It was a dark night when Gangnath had a dream of Bhana. Bhana, the daughter of Bhavani Pant & wife of Kishan Joshi appeared in Gangnath’s dream.  When Gangnath woke up, he found a blood-written letter under his pillow on Bhana. After reading the letter, which contained a eulogy of Bhana’s beauty, Gangnath became restless. He started playing his nine tone flute.  The first tone reached to Indra in heaven, the second one reached to the hell, the third one reached to the palace while the fourth one reached to Bhana. The remaining tones traveled across the universe.

Hearing the flute sound in the palace, Queen Fyunli became worried.  Gangnath’s dream was no less than a nightmare for Queen Fyunli.  Gangnath decided to renounce the royal life and travel to Joshikhola (now Nainital) to seek his love Bhana. Queen Fyunli tried her best to stop her adamant son by offering him 7 wives as present but nothing seemed to stop Gangnath from meeting Bhana.

Bhana, after hearing the fourth tone of Gangnath’s flute realized her eternal love for Gangnath. Bhana was no ordinary woman but an earthly form of Goddess Parvati. Her marriage to Kishan Joshi was more of a business arrangement her father Bhavani Pant made against some land.

After traveling for over 15 days, Gangnath finally reached Joshikhola where he met Bhana. Bhana was all alone as her husband was traveling for work. She welcomed Gangnath and offered him tasty food.

Bhana & Gangnath’s covert affair soon resulted in Bhana getting pregnant with Gangnath’s child.
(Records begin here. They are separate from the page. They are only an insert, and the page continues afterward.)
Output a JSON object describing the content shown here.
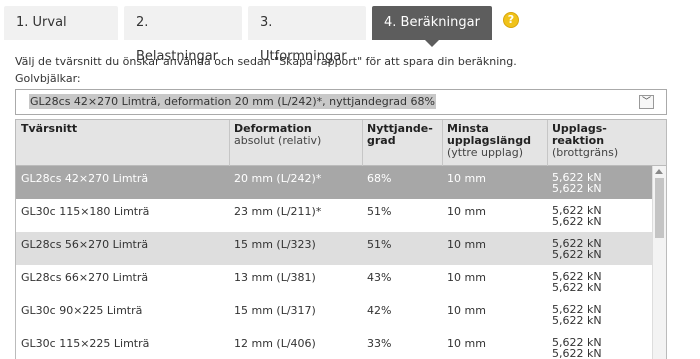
{
  "tabs": [
    {
      "label": "1. Urval",
      "active": false
    },
    {
      "label": "2. Belastningar",
      "active": false
    },
    {
      "label": "3. Utformningar",
      "active": false
    },
    {
      "label": "4. Beräkningar",
      "active": true
    }
  ],
  "help_icon": "question-icon",
  "help_symbol": "?",
  "intro_text": "Välj de tvärsnitt du önskar använda och sedan \"Skapa rapport\" för att spara din beräkning.",
  "subject_label": "Golvbjälkar:",
  "select": {
    "value": "GL28cs 42×270 Limträ, deformation 20 mm (L/242)*, nyttjandegrad 68%",
    "caret": "﹀"
  },
  "table": {
    "headers": {
      "section": "Tvärsnitt",
      "deformation": "Deformation",
      "deformation_sub": "absolut (relativ)",
      "utilization_1": "Nyttjande-",
      "utilization_2": "grad",
      "support_1": "Minsta",
      "support_2": "upplagslängd",
      "support_sub": "(yttre upplag)",
      "reaction_1": "Upplags-",
      "reaction_2": "reaktion",
      "reaction_sub": "(brottgräns)"
    },
    "rows": [
      {
        "section": "GL28cs 42×270 Limträ",
        "deformation": "20 mm (L/242)*",
        "utilization": "68%",
        "support": "10 mm",
        "reaction_1": "5,622 kN",
        "reaction_2": "5,622 kN"
      },
      {
        "section": "GL30c 115×180 Limträ",
        "deformation": "23 mm (L/211)*",
        "utilization": "51%",
        "support": "10 mm",
        "reaction_1": "5,622 kN",
        "reaction_2": "5,622 kN"
      },
      {
        "section": "GL28cs 56×270 Limträ",
        "deformation": "15 mm (L/323)",
        "utilization": "51%",
        "support": "10 mm",
        "reaction_1": "5,622 kN",
        "reaction_2": "5,622 kN"
      },
      {
        "section": "GL28cs 66×270 Limträ",
        "deformation": "13 mm (L/381)",
        "utilization": "43%",
        "support": "10 mm",
        "reaction_1": "5,622 kN",
        "reaction_2": "5,622 kN"
      },
      {
        "section": "GL30c 90×225 Limträ",
        "deformation": "15 mm (L/317)",
        "utilization": "42%",
        "support": "10 mm",
        "reaction_1": "5,622 kN",
        "reaction_2": "5,622 kN"
      },
      {
        "section": "GL30c 115×225 Limträ",
        "deformation": "12 mm (L/406)",
        "utilization": "33%",
        "support": "10 mm",
        "reaction_1": "5,622 kN",
        "reaction_2": "5,622 kN"
      }
    ]
  },
  "colors": {
    "active_tab": "#5d5d5d",
    "selected_row": "#a7a7a7",
    "alt_row": "#dedede",
    "help_icon": "#f0c21a"
  }
}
Bhana’s husband had 22 other brothers and these Joshi brothers upon knowing the case of fornication that took place between Bhana & Gangnath, beat Gangnath to death and tried killing the embryonic child by bringing out the child from Bhana’s body. Bhana begged for her child’ life so she was ostracized from the society immediately and was left at the mercy of her faith in love.

Like Bhana, Gangnath was no ordinary man but an incarnation of Lord Shiva in the Kalyuga. It has been said that on the third day of his death, Gangnath took rebirth as Bhana’s Child. As soon as the child took birth, Joshikhola witnessed unrest. An earthquake jolted & destroyed the entire Joshikhola. The people of Joshikhola got a mysterious disease. Darkness surrounded the entire place.

The people of Joshikhola realized their mistake and bowed down in front of Bhana & her Child.  Joshikhola people recognized the true forms of Gangnath and Bhana and recognized them as the deity.

Bhana asked Gangnath to forgive the Joshi brothers. Furious Gangnath although forgave the Joshi brothers but pledged to never allow Joshi community to enter his temple. Till today, people with Joshi surname are not allowed to enter Gangnath temples across Kumaon in Uttarakhand. To keep Gangnath calm, Joshi community worships Gangnath in presence of a third representative who performs the holy worship on their behalf.

Being a Kumaoni Joshi, I myself witnessed this anomaly of worshipping. I still find the whole incident incomplete as why Lord Shiva had had to take the form of Gangnath? After mulling it over & doing some background check, my understanding is that Gangnath belonged to “Rajput” community while Bhana belonged to “Brahmin” community.

Any marriage between the above two communities has long been forbidden in Kumaon. Had Bhana & Gangnath eloped & lived reclusive lives, there would not have existed this amazing story. Every time a Kumaoni millennial like me visits these local temples,  he or she just realize that till today, nothing much has deviated from the story.